    Objectives: Falls and neuropsychiatric symptoms (NPS) are common among long-term care residents with cognitive impairment. Despite the high prevalence of falls and NPS, little is known about their association. The aim of our study was to explore how NPS, particularly the severity of NPS and specific NPS subgroups, are associated with falls and how psychotropics modify this association. Design: Longitudinal cohort study. Setting and Participants: In total, 532 long-term care residents aged 65 years or older in Helsinki, Finland. Methods: NPS were measured with Neuropsychiatric Inventory (NPI) at baseline. Participants were grouped into 3 groups: no significant NPS (NPI points 0-3), low NPS burden (NPI 4-12), and high NPS burden (NPI >12). The number of falls, injuries, fractures, and hospitalizations were collected from medical records over 12 months following baseline assessment. Results: Altogether, 606 falls occurred during the follow-up year. The falls led to 121 injuries, 42 hospitalizations, and 20 fractures. Falls and injuries increased significantly with NPS burden (P <.001): 330 falls in the high NPS group (n = 184), 188 falls in the low NPS group (n = 181), and 88 falls in the no significant NPS group (n = 167). The risk of falling showed a curvilinear association with NPI total score. Of NPS subgroups, psychosis and hyperactivity were associated with a higher incidence rate ratio of falls, whereas apathy had a protective association even after adjustment for age, sex, and mobility. Affective symptoms were not associated with falls. Psychotropics did not modify the association between NPS burden and falls. Conclusions and Implications: The results of this study show that NPS, especially NPS severity, may predict falls and fall-related negative consequences. Severity of NPS should be taken into account when assessing fall risk in long-term care residents with cognitive impairment. (C) 2020 AMDA - The Society for Post-Acute and Long-Term Care Medicine.
  • Pajunen, Tuulia; Vuori, Erkki; Vincenzi, Frank F.; Lillsunde, Pirjo; Smith, Gordon; Lunetta, Philippe (2017)

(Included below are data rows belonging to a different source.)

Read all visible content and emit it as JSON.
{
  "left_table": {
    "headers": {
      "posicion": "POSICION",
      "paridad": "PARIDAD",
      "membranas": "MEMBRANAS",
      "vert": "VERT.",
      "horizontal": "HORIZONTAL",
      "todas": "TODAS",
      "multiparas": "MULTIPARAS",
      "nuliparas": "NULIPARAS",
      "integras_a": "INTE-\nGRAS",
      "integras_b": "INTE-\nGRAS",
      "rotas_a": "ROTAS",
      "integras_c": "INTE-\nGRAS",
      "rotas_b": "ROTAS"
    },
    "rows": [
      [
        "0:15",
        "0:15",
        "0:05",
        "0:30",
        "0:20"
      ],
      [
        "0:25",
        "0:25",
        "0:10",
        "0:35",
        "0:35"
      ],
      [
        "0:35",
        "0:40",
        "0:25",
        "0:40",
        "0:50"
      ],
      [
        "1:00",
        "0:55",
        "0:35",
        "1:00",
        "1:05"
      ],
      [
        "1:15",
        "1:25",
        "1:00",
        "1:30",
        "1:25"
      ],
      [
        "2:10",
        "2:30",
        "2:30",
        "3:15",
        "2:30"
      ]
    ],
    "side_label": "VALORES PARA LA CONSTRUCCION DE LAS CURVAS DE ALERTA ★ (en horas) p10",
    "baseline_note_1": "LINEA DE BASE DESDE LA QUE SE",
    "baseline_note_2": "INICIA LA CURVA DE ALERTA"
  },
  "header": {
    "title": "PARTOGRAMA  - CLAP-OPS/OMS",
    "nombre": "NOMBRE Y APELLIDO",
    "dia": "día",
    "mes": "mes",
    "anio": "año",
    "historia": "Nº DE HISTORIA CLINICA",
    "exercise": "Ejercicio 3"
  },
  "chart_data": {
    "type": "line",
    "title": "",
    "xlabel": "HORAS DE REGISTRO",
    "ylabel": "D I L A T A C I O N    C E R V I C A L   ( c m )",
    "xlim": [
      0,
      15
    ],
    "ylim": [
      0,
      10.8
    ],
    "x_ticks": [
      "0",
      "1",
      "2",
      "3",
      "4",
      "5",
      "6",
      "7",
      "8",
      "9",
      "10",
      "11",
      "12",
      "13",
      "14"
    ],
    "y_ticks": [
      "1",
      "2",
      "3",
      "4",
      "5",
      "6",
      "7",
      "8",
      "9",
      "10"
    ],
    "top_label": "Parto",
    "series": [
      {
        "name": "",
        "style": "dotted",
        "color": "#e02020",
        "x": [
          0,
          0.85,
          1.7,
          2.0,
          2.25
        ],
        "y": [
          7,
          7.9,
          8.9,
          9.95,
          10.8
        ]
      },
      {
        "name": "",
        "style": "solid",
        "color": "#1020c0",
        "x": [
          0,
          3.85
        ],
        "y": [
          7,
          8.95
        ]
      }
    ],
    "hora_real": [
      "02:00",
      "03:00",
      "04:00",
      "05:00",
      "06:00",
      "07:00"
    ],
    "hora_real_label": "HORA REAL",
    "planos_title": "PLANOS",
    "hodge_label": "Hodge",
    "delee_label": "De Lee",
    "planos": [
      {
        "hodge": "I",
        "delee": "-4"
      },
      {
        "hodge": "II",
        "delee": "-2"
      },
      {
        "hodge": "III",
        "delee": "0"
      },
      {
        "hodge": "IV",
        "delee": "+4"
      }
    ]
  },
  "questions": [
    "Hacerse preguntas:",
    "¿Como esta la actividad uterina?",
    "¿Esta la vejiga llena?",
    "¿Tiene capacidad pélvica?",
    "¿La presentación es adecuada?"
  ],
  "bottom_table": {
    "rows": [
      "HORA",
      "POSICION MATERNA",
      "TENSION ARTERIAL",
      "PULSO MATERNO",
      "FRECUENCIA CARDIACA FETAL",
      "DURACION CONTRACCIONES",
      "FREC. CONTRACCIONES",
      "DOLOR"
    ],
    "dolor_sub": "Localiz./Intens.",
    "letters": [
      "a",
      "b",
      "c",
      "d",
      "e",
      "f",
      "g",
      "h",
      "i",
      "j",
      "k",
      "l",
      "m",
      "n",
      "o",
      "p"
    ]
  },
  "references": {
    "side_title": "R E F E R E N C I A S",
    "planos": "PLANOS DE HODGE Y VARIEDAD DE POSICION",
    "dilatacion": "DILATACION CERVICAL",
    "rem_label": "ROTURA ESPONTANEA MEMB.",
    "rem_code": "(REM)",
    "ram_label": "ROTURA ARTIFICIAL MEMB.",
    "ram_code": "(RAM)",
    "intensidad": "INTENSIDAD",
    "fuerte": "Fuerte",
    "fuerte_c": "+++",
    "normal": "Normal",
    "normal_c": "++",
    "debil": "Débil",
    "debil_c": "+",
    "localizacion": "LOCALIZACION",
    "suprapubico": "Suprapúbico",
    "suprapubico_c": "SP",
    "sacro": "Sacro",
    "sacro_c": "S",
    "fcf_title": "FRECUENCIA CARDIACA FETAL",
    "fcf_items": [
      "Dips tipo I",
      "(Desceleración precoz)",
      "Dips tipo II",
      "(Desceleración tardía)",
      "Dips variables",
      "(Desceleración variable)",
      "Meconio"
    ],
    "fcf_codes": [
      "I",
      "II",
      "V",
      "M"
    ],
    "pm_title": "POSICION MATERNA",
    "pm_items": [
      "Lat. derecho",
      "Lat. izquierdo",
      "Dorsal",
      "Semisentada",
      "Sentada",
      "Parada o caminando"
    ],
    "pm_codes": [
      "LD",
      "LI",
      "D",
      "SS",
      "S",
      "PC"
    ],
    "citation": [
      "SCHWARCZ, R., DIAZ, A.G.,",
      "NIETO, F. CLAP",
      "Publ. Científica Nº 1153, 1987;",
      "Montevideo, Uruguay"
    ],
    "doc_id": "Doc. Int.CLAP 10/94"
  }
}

    Background: Alcohol is a well-known risk factor in unintentional drownings. Whereas psychotropic drugs, like alcohol, may cause psychomotor impairment and affect cognition, no detailed studies have focused on their association with drowning. Finland provides extensive post-mortem toxicological data for studies on drowning because of its high medico-legal autopsy rates. Methods: Drowning cases, 2000 through 2009, for which post-mortem toxicological analysis was performed, came from the database of the Toxicological Laboratory, Department of Forensic Medicine, University of Helsinki, using the ICD-10 nature-of-injury code T75.1. The data were narrowed to unintentional drowning, using the ICD-10 external-injury codes V90, V92, and W65-74. Each drowning case had its blood alcohol concentration (BAC) and concentrations of other drugs recorded. Evaluation of the contribution of psychotropic drugs to drowning was based on their blood concentration by means of a 6-grade scale. Results: Among victims >= 15 years old, unintentional drownings numbered 1697, of which, 303 (17.9%) were boating-related and 1394 (82.1%) non-boating-related. Among these, 65.0% of boating-related and 61.8% of non-boating-related victims were alcohol-positive (=BAC >= 50 mg/dL). The male-to-female ratio in alcohol-positive drownings was 7.3. At least one psychotropic drug appeared in 453 (26.7%) drowning cases, with some victims' bodies showing up to 7 different drugs. Overall 70 different psychotropic drugs were detectable, with 134 (7.9%) cases both alcohol-negative and psychotropic-drug-positive, of these, 59 (3.5%) were graded 4 to 6, indicating a possible to very probable contribution to drowning. Our findings suggest that psychotropic drugs may play a significant role in drowning, in up to 14.5% of cases, independently or in association with alcohol. Conclusions: Psychotropic drugs alone or in association with alcohol may be an overlooked risk factor in drowning, due to their effects on psychomotor function and cognition. Future studies should also address other mechanisms-for instance drug-induced long-QT syndrome-by which drugs may contribute to drowning.